17. Laveranues Coles (NYJ) - Make no mistake - this guy is so fast he should have a drag chute hanging off his belt. Coles has made noticeable improvements in his route running and is now being considered for the #2 spot over Hatchette. The Jets will need to throw and Testeverde has been praising this second year player.
18. Marvin Minnis (KC) - The Chiefs will throw and contrary to some reports, not all the passes are for Gonzalez, Alexander and Holmes. Minnis has shown more ability to get open and catch the ball than journeyman Derrick Mayes this summer. While a bit lighter than what a normal receiver is (170 pounds), Minnis was a playmaker in college and could become Trent Green's favored streak down the sideline while the defense concentrates on the other three receivers I mentioned.
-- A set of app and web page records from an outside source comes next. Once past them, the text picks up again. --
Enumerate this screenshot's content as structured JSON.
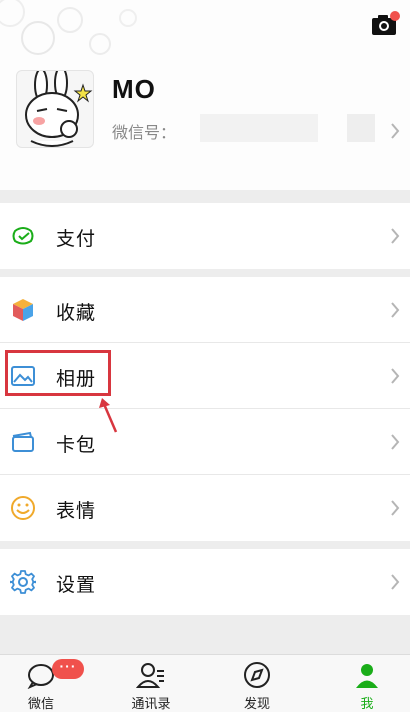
{
  "profile": {
    "nickname": "MO",
    "wechat_id_label": "微信号："
  },
  "menu": {
    "pay": "支付",
    "favorites": "收藏",
    "album": "相册",
    "cards": "卡包",
    "stickers": "表情",
    "settings": "设置"
  },
  "tabbar": {
    "chats": "微信",
    "chats_badge": "···",
    "contacts": "通讯录",
    "discover": "发现",
    "me": "我"
  },
  "colors": {
    "accent_green": "#1aad19",
    "badge_red": "#f0514c",
    "highlight_red": "#d8363f"
  },
  "icons": {
    "camera": "camera-icon",
    "pay": "wallet-icon",
    "favorites": "cube-icon",
    "album": "image-icon",
    "cards": "card-icon",
    "stickers": "smile-icon",
    "settings": "gear-icon"
  }
}
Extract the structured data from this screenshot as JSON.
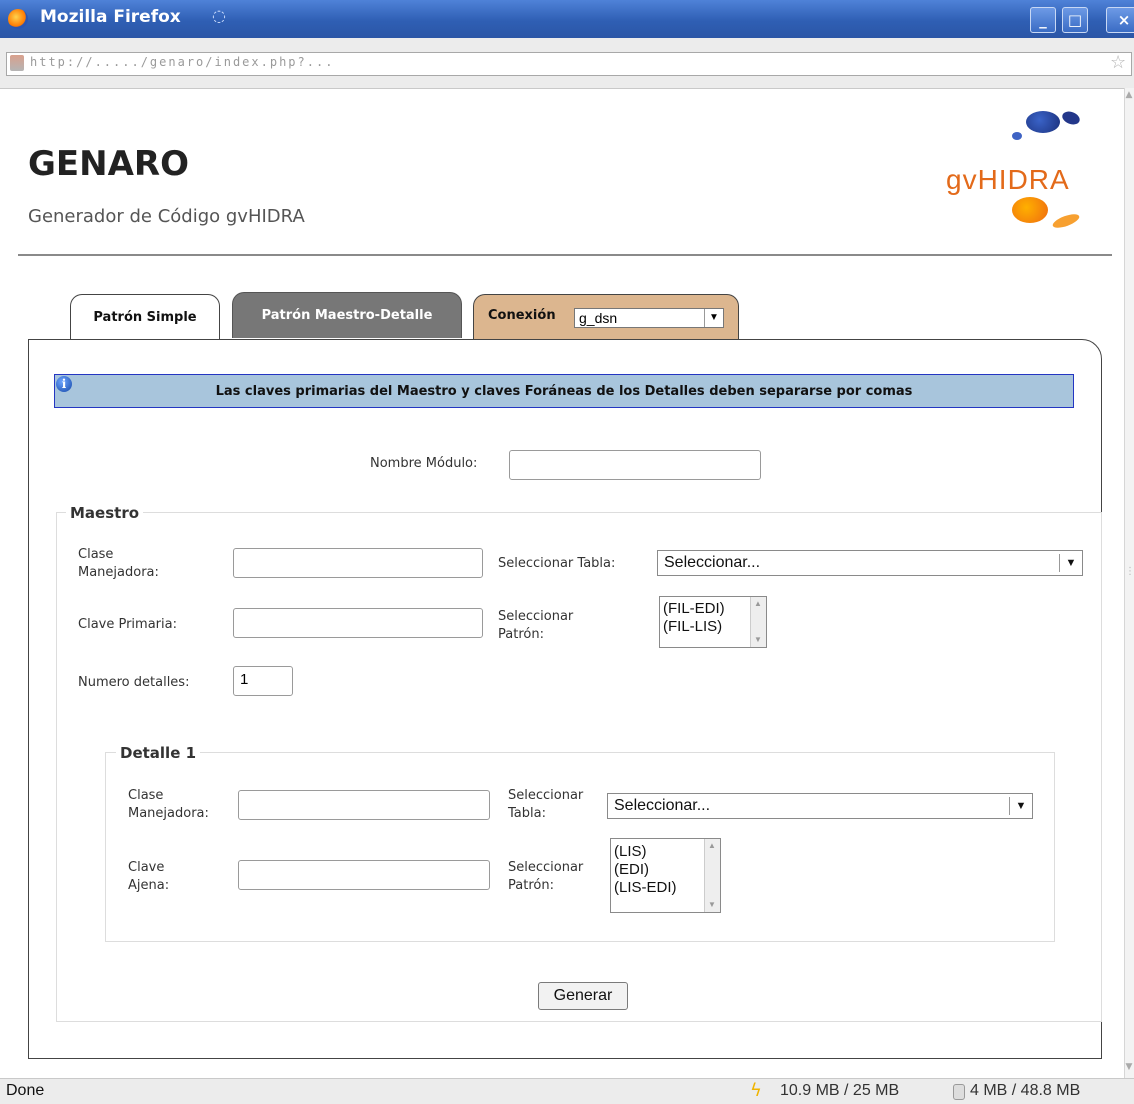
{
  "window": {
    "title": "Mozilla Firefox",
    "minimize": "_",
    "maximize": "□",
    "close": "×"
  },
  "browser": {
    "url_text": "http://...../genaro/index.php?...",
    "status": "Done",
    "memory_usage": "10.9 MB / 25 MB",
    "storage_usage": "4 MB / 48.8 MB"
  },
  "header": {
    "title": "GENARO",
    "subtitle": "Generador de Código gvHIDRA",
    "logo_text": "gvHIDRA"
  },
  "tabs": [
    {
      "label": "Patrón Simple",
      "active": false
    },
    {
      "label": "Patrón Maestro-Detalle",
      "active": true
    },
    {
      "label": "Conexión",
      "active": false
    }
  ],
  "conexion": {
    "selected": "g_dsn"
  },
  "info": {
    "icon": "info-icon",
    "message": "Las claves primarias del Maestro y claves Foráneas de los Detalles deben separarse por comas"
  },
  "form": {
    "nombre_modulo": {
      "label": "Nombre Módulo:",
      "value": ""
    },
    "maestro": {
      "legend": "Maestro",
      "clase_manejadora": {
        "label_line1": "Clase",
        "label_line2": "Manejadora:",
        "value": ""
      },
      "seleccionar_tabla": {
        "label": "Seleccionar Tabla:",
        "selected": "Seleccionar..."
      },
      "clave_primaria": {
        "label": "Clave Primaria:",
        "value": ""
      },
      "seleccionar_patron": {
        "label_line1": "Seleccionar",
        "label_line2": "Patrón:",
        "options": [
          "(FIL-EDI)",
          "(FIL-LIS)"
        ]
      },
      "numero_detalles": {
        "label": "Numero detalles:",
        "value": "1"
      }
    },
    "detalle": {
      "legend": "Detalle 1",
      "clase_manejadora": {
        "label_line1": "Clase",
        "label_line2": "Manejadora:",
        "value": ""
      },
      "seleccionar_tabla": {
        "label_line1": "Seleccionar",
        "label_line2": "Tabla:",
        "selected": "Seleccionar..."
      },
      "clave_ajena": {
        "label_line1": "Clave",
        "label_line2": "Ajena:",
        "value": ""
      },
      "seleccionar_patron": {
        "label_line1": "Seleccionar",
        "label_line2": "Patrón:",
        "options": [
          "(LIS)",
          "(EDI)",
          "(LIS-EDI)"
        ]
      }
    },
    "submit": "Generar"
  },
  "colors": {
    "title_bar": "#2f5fb4",
    "info_banner": "#a8c5dc",
    "info_border": "#2436c2",
    "active_tab": "#777777",
    "conexion_tab": "#dcb68f",
    "logo_orange": "#e36a1a",
    "logo_blue": "#1a2f7a"
  }
}
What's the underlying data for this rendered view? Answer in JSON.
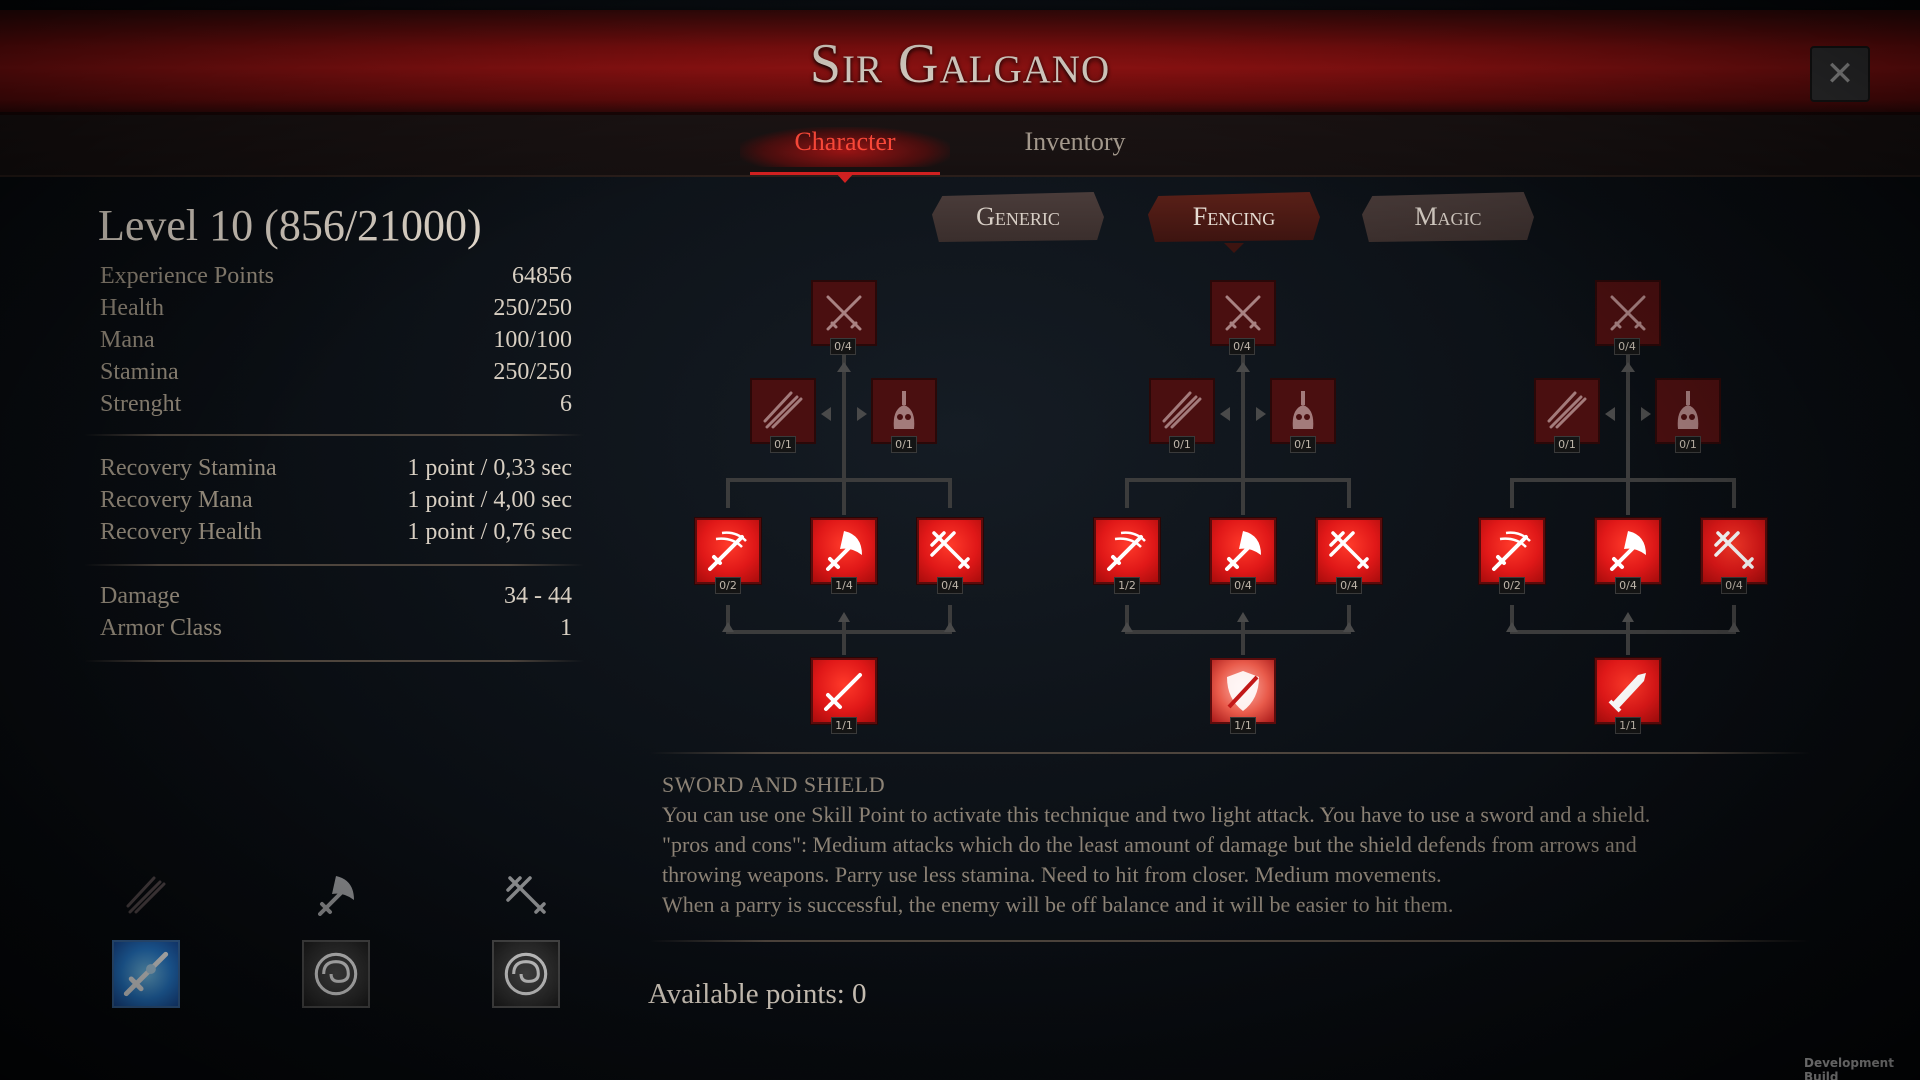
{
  "header": {
    "title": "Sir Galgano",
    "close_icon": "close-icon"
  },
  "tabs": [
    {
      "label": "Character",
      "active": true
    },
    {
      "label": "Inventory",
      "active": false
    }
  ],
  "character": {
    "level_text": "Level 10 (856/21000)",
    "stats": [
      {
        "label": "Experience Points",
        "value": "64856"
      },
      {
        "label": "Health",
        "value": "250/250"
      },
      {
        "label": "Mana",
        "value": "100/100"
      },
      {
        "label": "Stamina",
        "value": "250/250"
      },
      {
        "label": "Strenght",
        "value": "6"
      }
    ],
    "recovery": [
      {
        "label": "Recovery Stamina",
        "value": "1 point / 0,33 sec"
      },
      {
        "label": "Recovery Mana",
        "value": "1 point / 4,00 sec"
      },
      {
        "label": "Recovery Health",
        "value": "1 point / 0,76 sec"
      }
    ],
    "combat": [
      {
        "label": "Damage",
        "value": "34 - 44"
      },
      {
        "label": "Armor Class",
        "value": "1"
      }
    ]
  },
  "categories": [
    {
      "label": "Generic",
      "active": false
    },
    {
      "label": "Fencing",
      "active": true
    },
    {
      "label": "Magic",
      "active": false
    }
  ],
  "skill_trees": [
    {
      "top": "0/4",
      "mid_left": "0/1",
      "mid_right": "0/1",
      "row": [
        "0/2",
        "1/4",
        "0/4"
      ],
      "base": "1/1",
      "base_icon": "sword-icon"
    },
    {
      "top": "0/4",
      "mid_left": "0/1",
      "mid_right": "0/1",
      "row": [
        "1/2",
        "0/4",
        "0/4"
      ],
      "base": "1/1",
      "base_icon": "shield-sword-icon"
    },
    {
      "top": "0/4",
      "mid_left": "0/1",
      "mid_right": "0/1",
      "row": [
        "0/2",
        "0/4",
        "0/4"
      ],
      "base": "1/1",
      "base_icon": "greatsword-icon"
    }
  ],
  "description": {
    "title": "SWORD AND SHIELD",
    "lines": [
      "You can use one Skill Point to activate this technique and two light attack. You have to use a sword and a shield.",
      "\"pros and cons\": Medium attacks which do the least amount of damage but the shield defends from arrows and",
      "throwing weapons. Parry use less stamina. Need to hit from closer. Medium movements.",
      "When a parry is successful, the enemy will be off balance and it will be easier to hit them."
    ]
  },
  "available_points": "Available points: 0",
  "quick_slots": {
    "small": [
      "sword-slash-icon",
      "axe-slash-icon",
      "arrows-icon"
    ],
    "large": [
      "blue-sword-icon",
      "swirl-icon",
      "swirl-icon"
    ]
  },
  "footer": {
    "dev_build": "Development Build"
  },
  "colors": {
    "accent_red": "#e01818",
    "tab_active": "#ff4a3a",
    "text": "#c9bfae"
  }
}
19. Quincy Morgan (CLE) - Yes, we are into rookies here. And Morgan has opened some eyes in Cleveland already. Slated to start opposite Kevin Johnson, Morgan is raw but has impressed in camp. The Browns will not resemble their 2000 version this season with a new coach, new scheme and an again healthy Tim Couch. Morgan may not get drafted, but he will be on a roster at the end of the season guaranteed.
20. Chris Chambers (MIA) - I understand that rookie receivers for the Miami Dolphins is not exactly something that inspires squeals of delight, but Chambers is now challenging for the #2 role opposite Gadsden. He will more likely be a #3, but he has consistently impressed in camp and the Dolphins are stating a greater desire to throw downfield this season. In a deep keeper league, do not pass him by.
And so you have it now - 20 players worthy of watching as the season develops and a set of players to give a second thought to in your own assessments. Upside is the one thing players should have deeper in the draft when you are looking for back-ups because all too often they become your starters before it is all over. Good luck and good drafting!